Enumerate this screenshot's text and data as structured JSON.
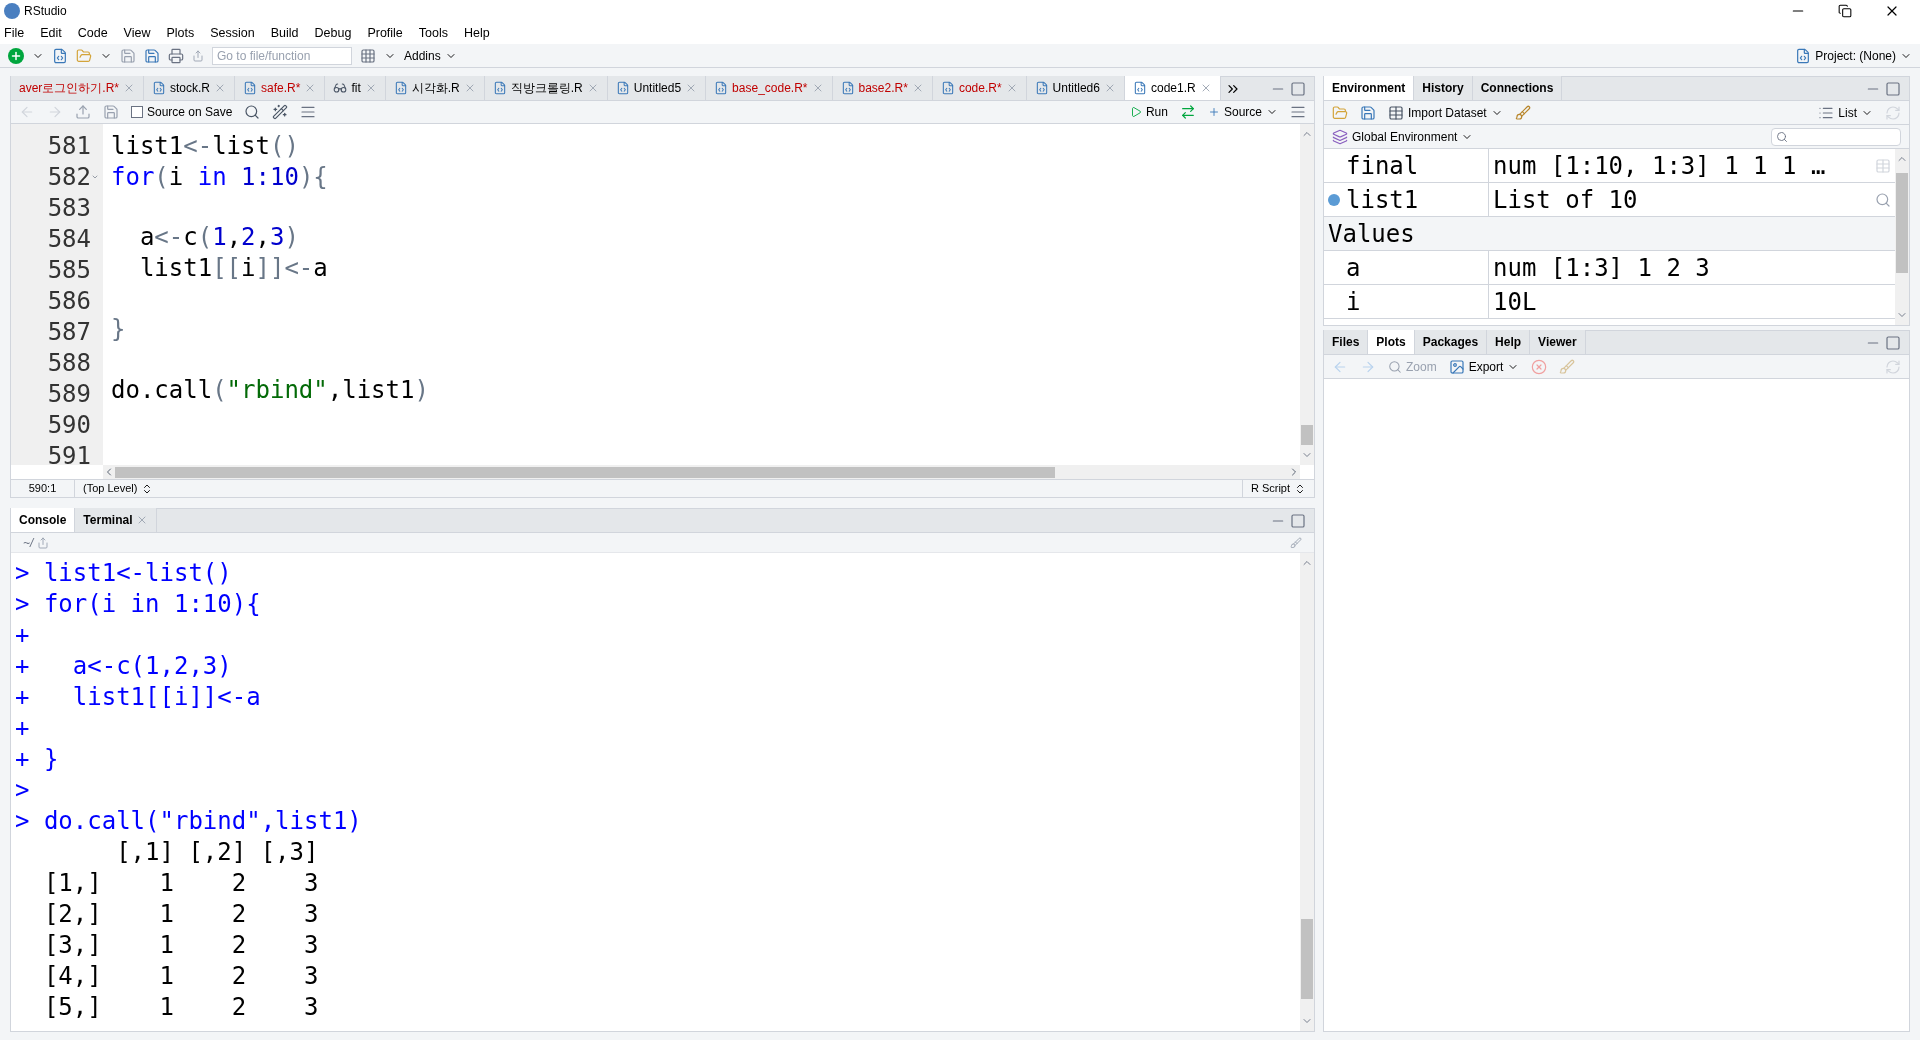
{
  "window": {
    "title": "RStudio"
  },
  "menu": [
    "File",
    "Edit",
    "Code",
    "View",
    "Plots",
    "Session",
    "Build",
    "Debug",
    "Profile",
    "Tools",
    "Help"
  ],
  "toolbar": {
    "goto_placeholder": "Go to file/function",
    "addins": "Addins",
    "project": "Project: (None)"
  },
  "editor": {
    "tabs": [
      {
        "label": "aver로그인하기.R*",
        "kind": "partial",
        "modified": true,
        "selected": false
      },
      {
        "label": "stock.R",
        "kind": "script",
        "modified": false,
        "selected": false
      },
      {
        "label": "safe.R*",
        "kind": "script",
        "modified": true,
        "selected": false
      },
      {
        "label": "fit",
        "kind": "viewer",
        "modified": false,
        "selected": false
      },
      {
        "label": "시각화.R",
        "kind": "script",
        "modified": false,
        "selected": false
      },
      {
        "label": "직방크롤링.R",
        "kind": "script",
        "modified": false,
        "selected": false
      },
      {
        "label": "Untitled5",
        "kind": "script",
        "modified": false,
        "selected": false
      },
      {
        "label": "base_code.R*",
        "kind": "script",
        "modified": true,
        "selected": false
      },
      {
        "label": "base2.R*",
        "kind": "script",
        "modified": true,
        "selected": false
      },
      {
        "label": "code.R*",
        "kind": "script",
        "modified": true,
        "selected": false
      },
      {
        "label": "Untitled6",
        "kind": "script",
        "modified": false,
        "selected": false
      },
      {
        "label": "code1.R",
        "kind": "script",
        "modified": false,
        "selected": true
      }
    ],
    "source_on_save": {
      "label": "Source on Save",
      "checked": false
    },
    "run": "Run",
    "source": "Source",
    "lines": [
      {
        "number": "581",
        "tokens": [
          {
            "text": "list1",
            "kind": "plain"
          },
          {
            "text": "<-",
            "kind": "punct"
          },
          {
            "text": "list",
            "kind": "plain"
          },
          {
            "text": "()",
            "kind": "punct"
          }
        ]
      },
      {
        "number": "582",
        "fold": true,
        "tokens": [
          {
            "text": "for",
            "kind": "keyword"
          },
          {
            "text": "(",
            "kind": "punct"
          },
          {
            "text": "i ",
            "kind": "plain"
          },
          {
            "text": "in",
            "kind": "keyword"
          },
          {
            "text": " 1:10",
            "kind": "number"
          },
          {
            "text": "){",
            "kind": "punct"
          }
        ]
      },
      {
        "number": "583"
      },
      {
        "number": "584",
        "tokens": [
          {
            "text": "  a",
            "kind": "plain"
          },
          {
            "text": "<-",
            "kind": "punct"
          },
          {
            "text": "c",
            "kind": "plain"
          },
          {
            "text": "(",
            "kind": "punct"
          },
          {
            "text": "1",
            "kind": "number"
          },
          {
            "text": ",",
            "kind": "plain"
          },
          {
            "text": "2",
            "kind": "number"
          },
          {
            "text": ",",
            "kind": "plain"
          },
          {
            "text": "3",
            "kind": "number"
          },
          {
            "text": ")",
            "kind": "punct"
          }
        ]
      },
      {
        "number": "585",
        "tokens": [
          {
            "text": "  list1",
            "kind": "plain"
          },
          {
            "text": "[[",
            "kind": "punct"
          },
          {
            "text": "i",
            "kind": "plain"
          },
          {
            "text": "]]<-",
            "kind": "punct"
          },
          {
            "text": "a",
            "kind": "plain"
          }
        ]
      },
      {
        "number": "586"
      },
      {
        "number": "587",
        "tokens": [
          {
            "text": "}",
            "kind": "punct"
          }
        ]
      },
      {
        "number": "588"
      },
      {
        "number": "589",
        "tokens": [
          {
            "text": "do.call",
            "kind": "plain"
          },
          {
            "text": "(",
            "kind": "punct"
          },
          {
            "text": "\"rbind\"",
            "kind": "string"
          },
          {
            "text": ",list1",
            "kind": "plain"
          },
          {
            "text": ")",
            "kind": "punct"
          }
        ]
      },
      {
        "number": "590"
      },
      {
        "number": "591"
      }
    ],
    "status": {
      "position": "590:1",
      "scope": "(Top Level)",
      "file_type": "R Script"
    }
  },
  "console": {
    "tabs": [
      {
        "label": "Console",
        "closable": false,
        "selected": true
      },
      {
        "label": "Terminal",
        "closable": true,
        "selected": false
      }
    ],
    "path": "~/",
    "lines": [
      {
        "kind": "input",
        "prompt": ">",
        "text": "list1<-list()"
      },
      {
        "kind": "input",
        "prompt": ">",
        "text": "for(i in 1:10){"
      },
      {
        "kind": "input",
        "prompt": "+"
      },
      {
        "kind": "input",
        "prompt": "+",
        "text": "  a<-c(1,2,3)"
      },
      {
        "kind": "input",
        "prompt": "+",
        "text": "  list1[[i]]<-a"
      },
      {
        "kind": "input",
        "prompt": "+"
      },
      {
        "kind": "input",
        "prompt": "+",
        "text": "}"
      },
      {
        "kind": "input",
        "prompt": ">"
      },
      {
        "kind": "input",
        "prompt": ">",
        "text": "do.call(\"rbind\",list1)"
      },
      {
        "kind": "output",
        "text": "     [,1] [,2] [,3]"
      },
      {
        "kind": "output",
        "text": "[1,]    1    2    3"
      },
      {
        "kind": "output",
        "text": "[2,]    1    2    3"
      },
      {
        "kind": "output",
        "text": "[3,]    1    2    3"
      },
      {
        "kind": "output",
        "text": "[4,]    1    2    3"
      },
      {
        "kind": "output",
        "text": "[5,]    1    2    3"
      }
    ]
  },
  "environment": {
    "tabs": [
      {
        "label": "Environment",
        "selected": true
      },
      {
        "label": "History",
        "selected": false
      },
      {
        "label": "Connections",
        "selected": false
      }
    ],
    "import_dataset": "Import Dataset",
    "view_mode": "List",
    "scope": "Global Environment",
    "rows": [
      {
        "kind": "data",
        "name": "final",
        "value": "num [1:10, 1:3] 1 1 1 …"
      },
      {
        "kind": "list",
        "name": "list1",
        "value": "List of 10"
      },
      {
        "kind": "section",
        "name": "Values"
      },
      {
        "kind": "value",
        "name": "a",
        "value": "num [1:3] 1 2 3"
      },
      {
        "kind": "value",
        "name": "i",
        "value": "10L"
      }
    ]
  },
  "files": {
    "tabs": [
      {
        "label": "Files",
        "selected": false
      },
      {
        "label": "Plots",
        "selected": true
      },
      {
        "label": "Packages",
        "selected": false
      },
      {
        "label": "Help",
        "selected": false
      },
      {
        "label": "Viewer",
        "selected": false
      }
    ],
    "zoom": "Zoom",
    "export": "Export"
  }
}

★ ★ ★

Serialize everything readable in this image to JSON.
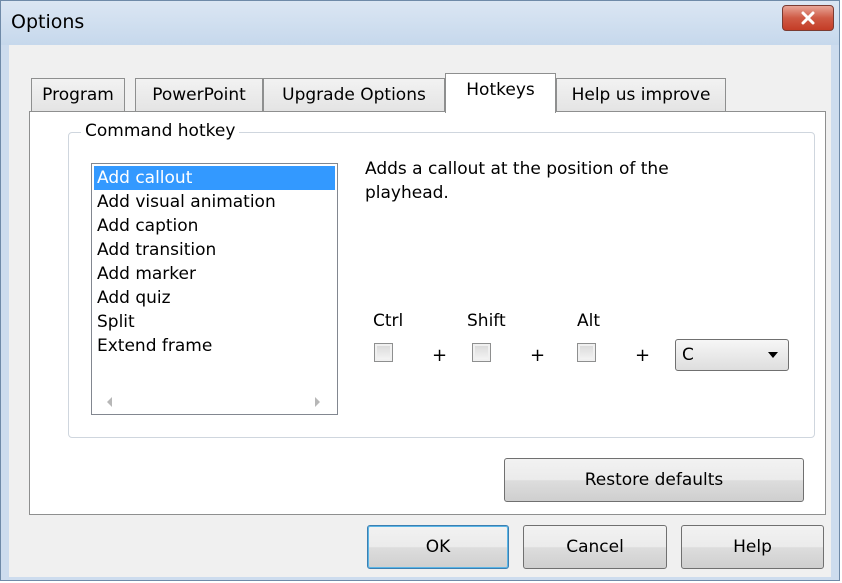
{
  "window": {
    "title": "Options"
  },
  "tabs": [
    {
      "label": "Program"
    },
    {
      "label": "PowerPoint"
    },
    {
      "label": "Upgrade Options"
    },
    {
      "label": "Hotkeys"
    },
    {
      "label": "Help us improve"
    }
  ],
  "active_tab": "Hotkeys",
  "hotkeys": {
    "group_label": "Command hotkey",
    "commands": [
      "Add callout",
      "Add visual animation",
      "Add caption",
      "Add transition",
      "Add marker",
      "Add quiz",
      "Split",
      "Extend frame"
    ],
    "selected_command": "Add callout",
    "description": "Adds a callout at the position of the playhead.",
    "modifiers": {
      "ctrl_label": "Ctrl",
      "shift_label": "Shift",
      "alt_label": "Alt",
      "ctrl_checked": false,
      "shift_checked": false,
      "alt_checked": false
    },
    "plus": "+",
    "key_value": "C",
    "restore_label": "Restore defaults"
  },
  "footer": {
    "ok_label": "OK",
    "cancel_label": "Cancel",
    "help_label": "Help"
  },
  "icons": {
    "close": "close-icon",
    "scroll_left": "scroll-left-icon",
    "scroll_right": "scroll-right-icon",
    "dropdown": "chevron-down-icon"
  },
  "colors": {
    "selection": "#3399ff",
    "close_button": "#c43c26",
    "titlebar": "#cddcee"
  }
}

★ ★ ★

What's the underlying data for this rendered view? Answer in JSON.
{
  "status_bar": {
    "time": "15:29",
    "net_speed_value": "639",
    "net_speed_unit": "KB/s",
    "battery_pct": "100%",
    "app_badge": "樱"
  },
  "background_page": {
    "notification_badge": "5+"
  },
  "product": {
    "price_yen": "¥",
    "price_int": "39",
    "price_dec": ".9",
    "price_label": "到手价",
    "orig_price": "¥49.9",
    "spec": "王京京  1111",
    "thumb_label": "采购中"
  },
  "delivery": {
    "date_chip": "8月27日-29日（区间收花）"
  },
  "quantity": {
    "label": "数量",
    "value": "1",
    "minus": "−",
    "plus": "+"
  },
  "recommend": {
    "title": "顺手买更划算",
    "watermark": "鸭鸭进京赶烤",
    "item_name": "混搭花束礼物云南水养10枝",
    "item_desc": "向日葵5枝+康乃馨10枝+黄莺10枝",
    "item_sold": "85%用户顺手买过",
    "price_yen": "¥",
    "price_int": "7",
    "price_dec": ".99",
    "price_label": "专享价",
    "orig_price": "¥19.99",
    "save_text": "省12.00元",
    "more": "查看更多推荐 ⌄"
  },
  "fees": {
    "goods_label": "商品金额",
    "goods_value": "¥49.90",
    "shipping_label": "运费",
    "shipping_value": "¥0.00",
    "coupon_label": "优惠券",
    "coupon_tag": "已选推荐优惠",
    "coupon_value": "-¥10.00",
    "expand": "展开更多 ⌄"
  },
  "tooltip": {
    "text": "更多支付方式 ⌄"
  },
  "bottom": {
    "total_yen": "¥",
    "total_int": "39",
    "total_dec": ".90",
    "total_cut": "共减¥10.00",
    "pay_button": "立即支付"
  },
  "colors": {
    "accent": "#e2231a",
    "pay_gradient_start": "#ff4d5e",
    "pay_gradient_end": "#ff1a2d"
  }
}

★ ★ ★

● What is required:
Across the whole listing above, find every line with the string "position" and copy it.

● The completed task:
      "position": "590:1",
    "description": "Adds a callout at the position of the playhead.",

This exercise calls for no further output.